By Bob Schneider AAA
A:

The Whitewater scandal refers to a real estate controversy involving former President Bill Clinton and his wife Hillary. In 1978, when Bill Clinton was attorney general of Arkansas, he and his wife partnered with James and Susan McDougal to purchase 220 acres of land that would become the Whitewater Development Corporation. The real estate venture failed, costing the Clintons a reported $40,000 in losses. James McDougal subsequently entered the banking industry, forming Madison Guaranty Savings and Loan.

In 1986, federal regulators investigated another real estate investment backed by James McDougal. The investigation led to McDougal's resignation from Madison Guaranty and the eventual collapse of the bank. Questions surrounding the Clintons' involvement in the Whitewater deal grew during President Clinton's first term in office and an investigation into the legality of the Whitewater transactions was launched.

The investigation, led by special prosecutor Robert B. Fiske, found that Clinton had pressured David Hale into making a loan that benefited both Bill Clinton and Madison Guaranty. Fiske proceeded to issue a grand jury subpoena to President Clinton and his wife for documents related to Madison Guaranty. While the Clintons initially reported the records as missing, the documents eventually were found and the Clintons were cleared of any wrongdoing.

The investigation continued, with Kenneth Starr at the helm and businessman David Hale as the star witness. Starr alleged that Bill Clinton, during his term as governor of Arkansas, pressured Hale to make an illegal $300,000 federally-backed loan to Susan McDougal. The allegation lost much of its credibility after Hale was convicted of numerous felonies. But the Starr investigation went on to include the Lewinsky sex scandal and several other controversies involving the Clintons. All three inquiries into the Whitewater land deal yielded insufficient evidence to charge the Clintons with criminal conduct. However, several of their associates were convicted as a result the investigations.

(For other high profile scandals, read Eliot Spitzer - Man of a Thousand Scandals.)

This question was answered by Bob Schneider.

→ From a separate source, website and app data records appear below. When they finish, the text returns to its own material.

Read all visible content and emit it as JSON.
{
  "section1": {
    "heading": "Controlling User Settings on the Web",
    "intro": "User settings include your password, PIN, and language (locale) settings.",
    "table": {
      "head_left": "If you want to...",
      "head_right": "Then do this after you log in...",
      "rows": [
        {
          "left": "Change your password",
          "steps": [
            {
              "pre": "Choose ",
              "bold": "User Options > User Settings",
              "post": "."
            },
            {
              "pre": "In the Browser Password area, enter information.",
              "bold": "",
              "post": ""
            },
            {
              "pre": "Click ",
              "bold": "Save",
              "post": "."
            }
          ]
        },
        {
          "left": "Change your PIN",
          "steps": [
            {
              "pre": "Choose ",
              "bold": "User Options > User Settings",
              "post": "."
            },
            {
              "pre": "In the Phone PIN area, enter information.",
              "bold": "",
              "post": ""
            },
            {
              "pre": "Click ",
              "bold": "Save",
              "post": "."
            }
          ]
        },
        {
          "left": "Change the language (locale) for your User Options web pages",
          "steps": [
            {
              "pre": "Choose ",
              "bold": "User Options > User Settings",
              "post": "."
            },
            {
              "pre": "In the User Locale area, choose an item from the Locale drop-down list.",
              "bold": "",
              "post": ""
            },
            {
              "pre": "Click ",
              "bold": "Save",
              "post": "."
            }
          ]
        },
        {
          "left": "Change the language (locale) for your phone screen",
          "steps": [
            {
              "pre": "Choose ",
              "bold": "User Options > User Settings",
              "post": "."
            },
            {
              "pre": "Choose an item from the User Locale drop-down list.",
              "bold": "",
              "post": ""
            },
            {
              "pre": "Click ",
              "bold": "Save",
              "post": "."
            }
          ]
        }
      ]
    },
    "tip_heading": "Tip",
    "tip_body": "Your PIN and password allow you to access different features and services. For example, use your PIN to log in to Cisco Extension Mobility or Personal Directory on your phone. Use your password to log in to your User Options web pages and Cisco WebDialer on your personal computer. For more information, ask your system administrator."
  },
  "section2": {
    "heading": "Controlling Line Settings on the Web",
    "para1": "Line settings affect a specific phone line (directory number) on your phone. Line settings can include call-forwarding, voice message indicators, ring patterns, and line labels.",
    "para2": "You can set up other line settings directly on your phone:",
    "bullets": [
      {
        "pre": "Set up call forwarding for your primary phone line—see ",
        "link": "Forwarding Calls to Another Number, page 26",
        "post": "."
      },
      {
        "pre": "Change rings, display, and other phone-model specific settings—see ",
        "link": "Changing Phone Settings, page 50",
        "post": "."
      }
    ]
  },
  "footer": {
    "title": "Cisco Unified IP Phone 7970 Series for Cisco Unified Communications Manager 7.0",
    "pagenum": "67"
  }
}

RELATED FAQS

  1. What was the Mahonia company and why did it become the subject of a lawsuit?

    In 1992, J.P.Morgan went into the energy trading business by creating a venture company called Mahonia Limited. At least, ...
  2. What are the dangers of using the Electronic Federal Tax Payment System (EFTPS)?

    The Electronic Federal Tax Payment System (EFTPS) is a convenient way to file your taxes, but you need to be aware of some ...
  3. Can I still pass the CFA Level I if I do poorly in the ethics section?

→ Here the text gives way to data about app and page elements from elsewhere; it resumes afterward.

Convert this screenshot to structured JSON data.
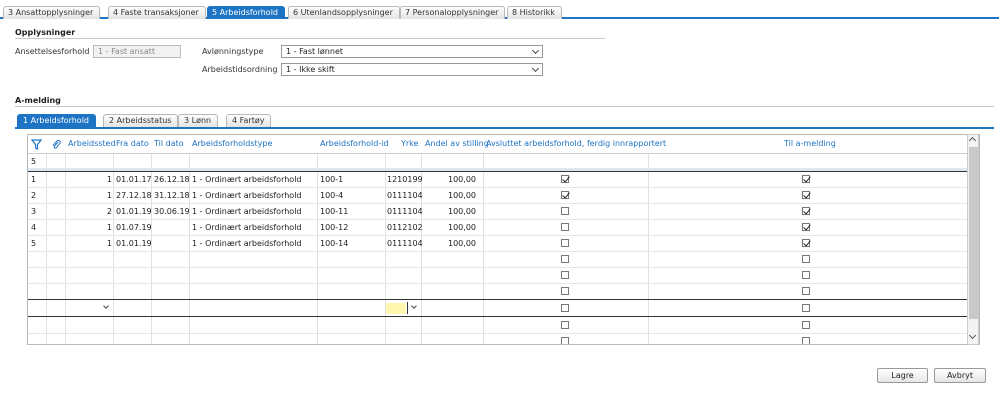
{
  "tabs": [
    "3 Ansattopplysninger",
    "4 Faste transaksjoner",
    "5 Arbeidsforhold",
    "6 Utenlandsopplysninger",
    "7 Personalopplysninger",
    "8 Historikk"
  ],
  "opplysninger": {
    "title": "Opplysninger",
    "ansettelse_label": "Ansettelsesforhold",
    "ansettelse_value": "1 - Fast ansatt",
    "avlonning_label": "Avlønningstype",
    "avlonning_value": "1 - Fast lønnet",
    "arbeidstid_label": "Arbeidstidsordning",
    "arbeidstid_value": "1 - Ikke skift"
  },
  "amelding": {
    "title": "A-melding"
  },
  "subtabs": [
    "1 Arbeidsforhold",
    "2 Arbeidsstatus",
    "3 Lønn",
    "4 Fartøy"
  ],
  "grid": {
    "headers": [
      "Arbeidssted",
      "Fra dato",
      "Til dato",
      "Arbeidsforholdstype",
      "Arbeidsforhold-id",
      "Yrke",
      "Andel av stilling",
      "Avsluttet arbeidsforhold, ferdig innrapportert",
      "Til a-melding"
    ],
    "count": "5",
    "rows": [
      {
        "n": "1",
        "sted": "1",
        "fra": "01.01.17",
        "til": "26.12.18",
        "type": "1 - Ordinært arbeidsforhold",
        "id": "100-1",
        "yrke": "1210199",
        "andel": "100,00",
        "avsl": true,
        "til_am": true
      },
      {
        "n": "2",
        "sted": "1",
        "fra": "27.12.18",
        "til": "31.12.18",
        "type": "1 - Ordinært arbeidsforhold",
        "id": "100-4",
        "yrke": "0111104",
        "andel": "100,00",
        "avsl": true,
        "til_am": true
      },
      {
        "n": "3",
        "sted": "2",
        "fra": "01.01.19",
        "til": "30.06.19",
        "type": "1 - Ordinært arbeidsforhold",
        "id": "100-11",
        "yrke": "0111104",
        "andel": "100,00",
        "avsl": false,
        "til_am": true
      },
      {
        "n": "4",
        "sted": "1",
        "fra": "01.07.19",
        "til": "",
        "type": "1 - Ordinært arbeidsforhold",
        "id": "100-12",
        "yrke": "0112102",
        "andel": "100,00",
        "avsl": false,
        "til_am": true
      },
      {
        "n": "5",
        "sted": "1",
        "fra": "01.01.19",
        "til": "",
        "type": "1 - Ordinært arbeidsforhold",
        "id": "100-14",
        "yrke": "0111104",
        "andel": "100,00",
        "avsl": false,
        "til_am": true
      }
    ]
  },
  "buttons": {
    "save": "Lagre",
    "cancel": "Avbryt"
  },
  "colors": {
    "accent": "#1e74c4",
    "selected_row": "#d8e8f7",
    "edit_cell": "#fff7b0"
  }
}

    You may still pass the Chartered Financial Analysis (CFA) Level I even if you fare poorly in the ethics section, but don't ...
  4. What is an antitrust law?

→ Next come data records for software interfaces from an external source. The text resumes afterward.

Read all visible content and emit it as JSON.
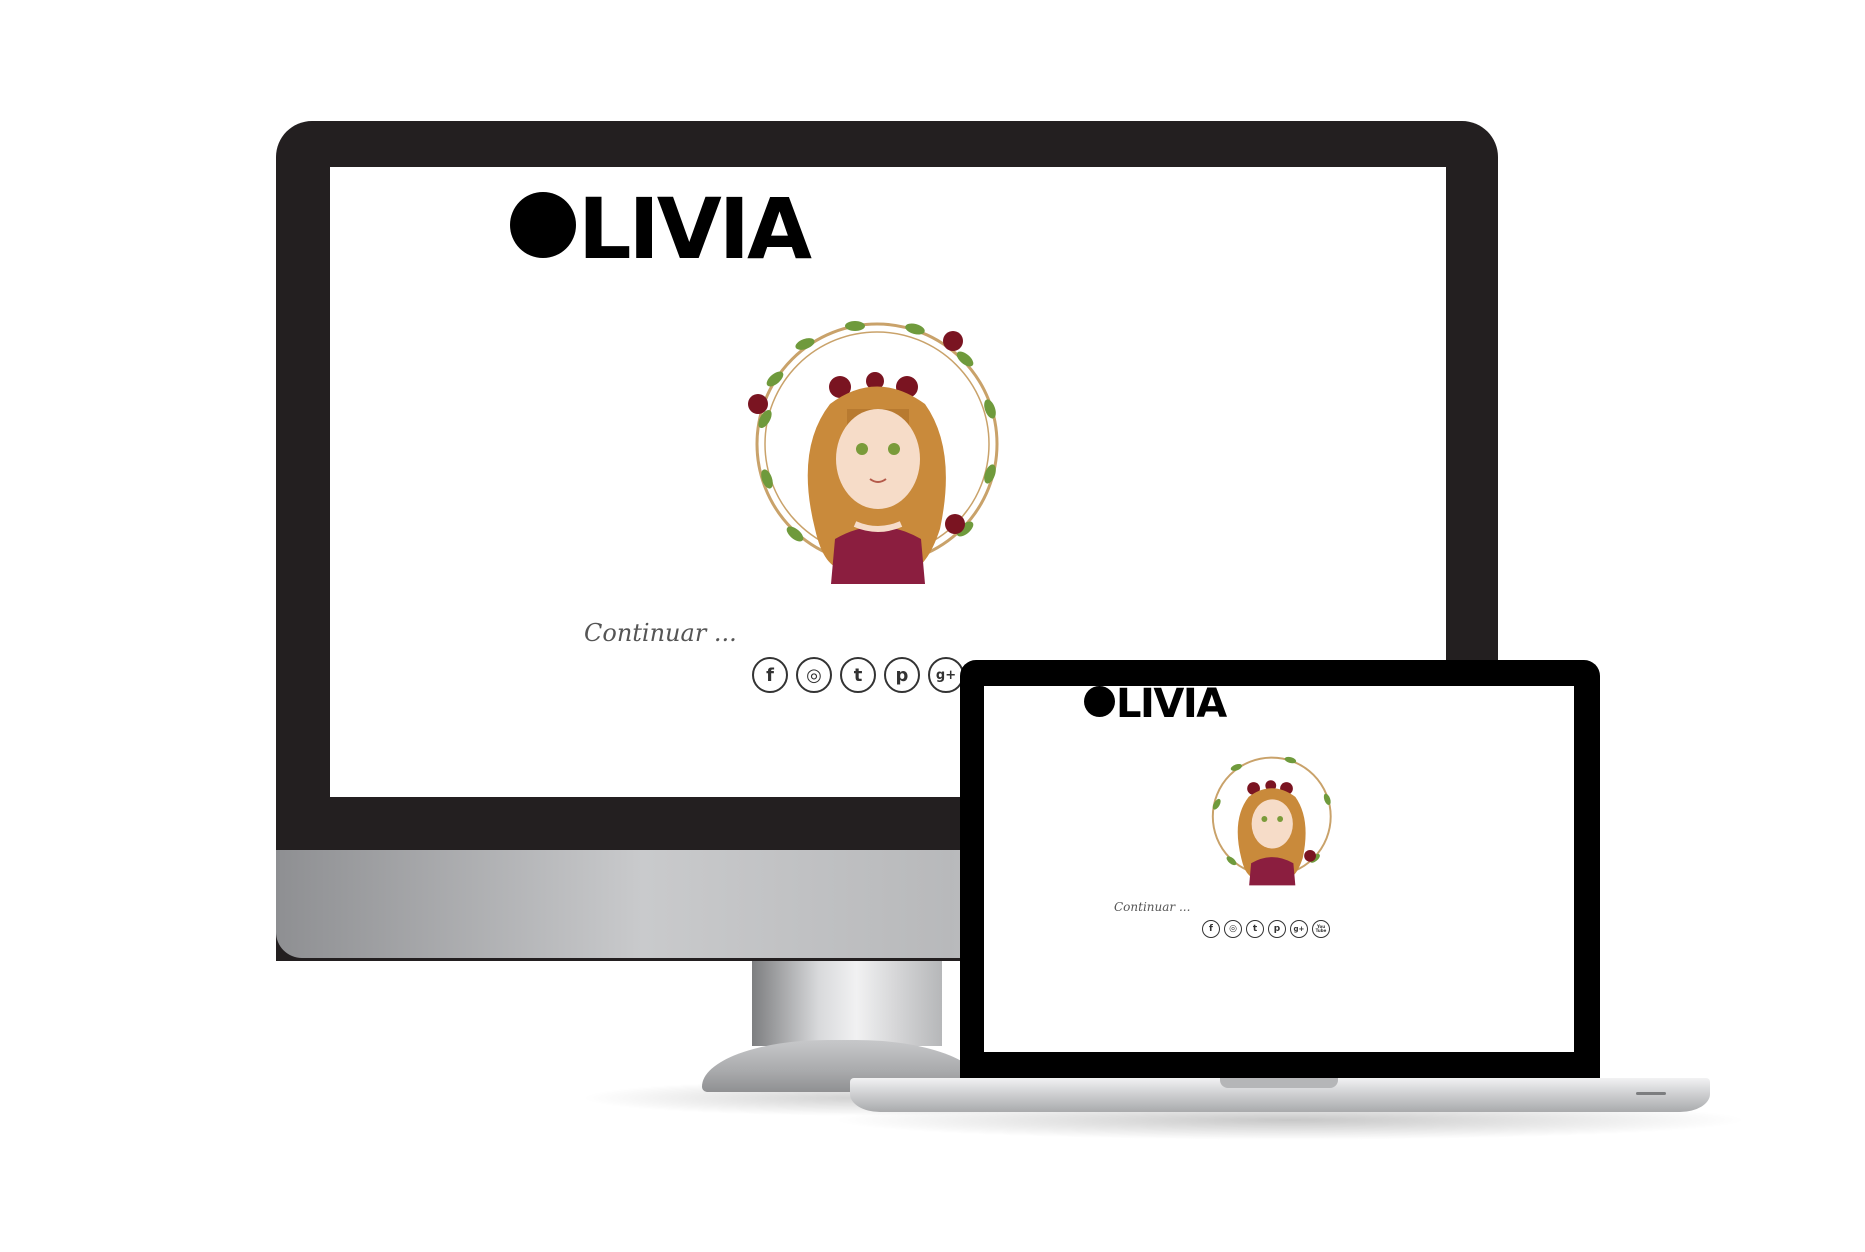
{
  "site": {
    "logo_text": "LIVIA",
    "continue_text": "Continuar ...",
    "social": [
      {
        "icon": "facebook-icon",
        "glyph": "f"
      },
      {
        "icon": "instagram-icon",
        "glyph": "◎"
      },
      {
        "icon": "twitter-icon",
        "glyph": "t"
      },
      {
        "icon": "pinterest-icon",
        "glyph": "p"
      },
      {
        "icon": "google-plus-icon",
        "glyph": "g+"
      },
      {
        "icon": "youtube-icon",
        "glyph": "You\nTube"
      }
    ]
  },
  "colors": {
    "imac_bezel": "#231f20",
    "laptop_bezel": "#000000",
    "hair": "#c98a3b",
    "skin": "#f6dcc8",
    "dress": "#8b1e3f",
    "rose": "#7a1421",
    "leaf": "#6f9a3c",
    "wreath": "#c9a26a"
  }
}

    Antitrust laws - also referred to as "competition laws" - are statutes developed by the U.S. Government to protect consumers ...
RELATED TERMS
  1. Kickback

    The payment of something of value to an individual with the goal ...
  2. Copyright Infringement

    The use or production of copyright protected material without ...
  3. Banker Trojan

    A malicious computer program designed to gain access to confidential ...
  4. Net Neutrality

    Network neutrality requires all Internet service providers (ISPs) ...
  5. Net Neutrality

    The idea that all data on the internet should be treated equally ...
  6. Black Market

    Economic activity that takes place outside government-sanctioned ...
comments powered by Disqus
Related Articles
  1. Talk Is Cheap: Campaign Promises And ...
    Insurance

    Talk Is Cheap: Campaign Promises And ...

  2. What You Need To Know About Insurance ...
    Insurance

    What You Need To Know About Insurance ...

  3. Don't Get Sued: 5 Tips To Protect Your ...
    Entrepreneurship

    Don't Get Sued: 5 Tips To Protect Your ...

  4. Are You Trying To Get Sued?!
    Insurance

    Are You Trying To Get Sued?!

  5. What Investors Can Learn From Insider ...
    Markets

    What Investors Can Learn From Insider ...

Trading Center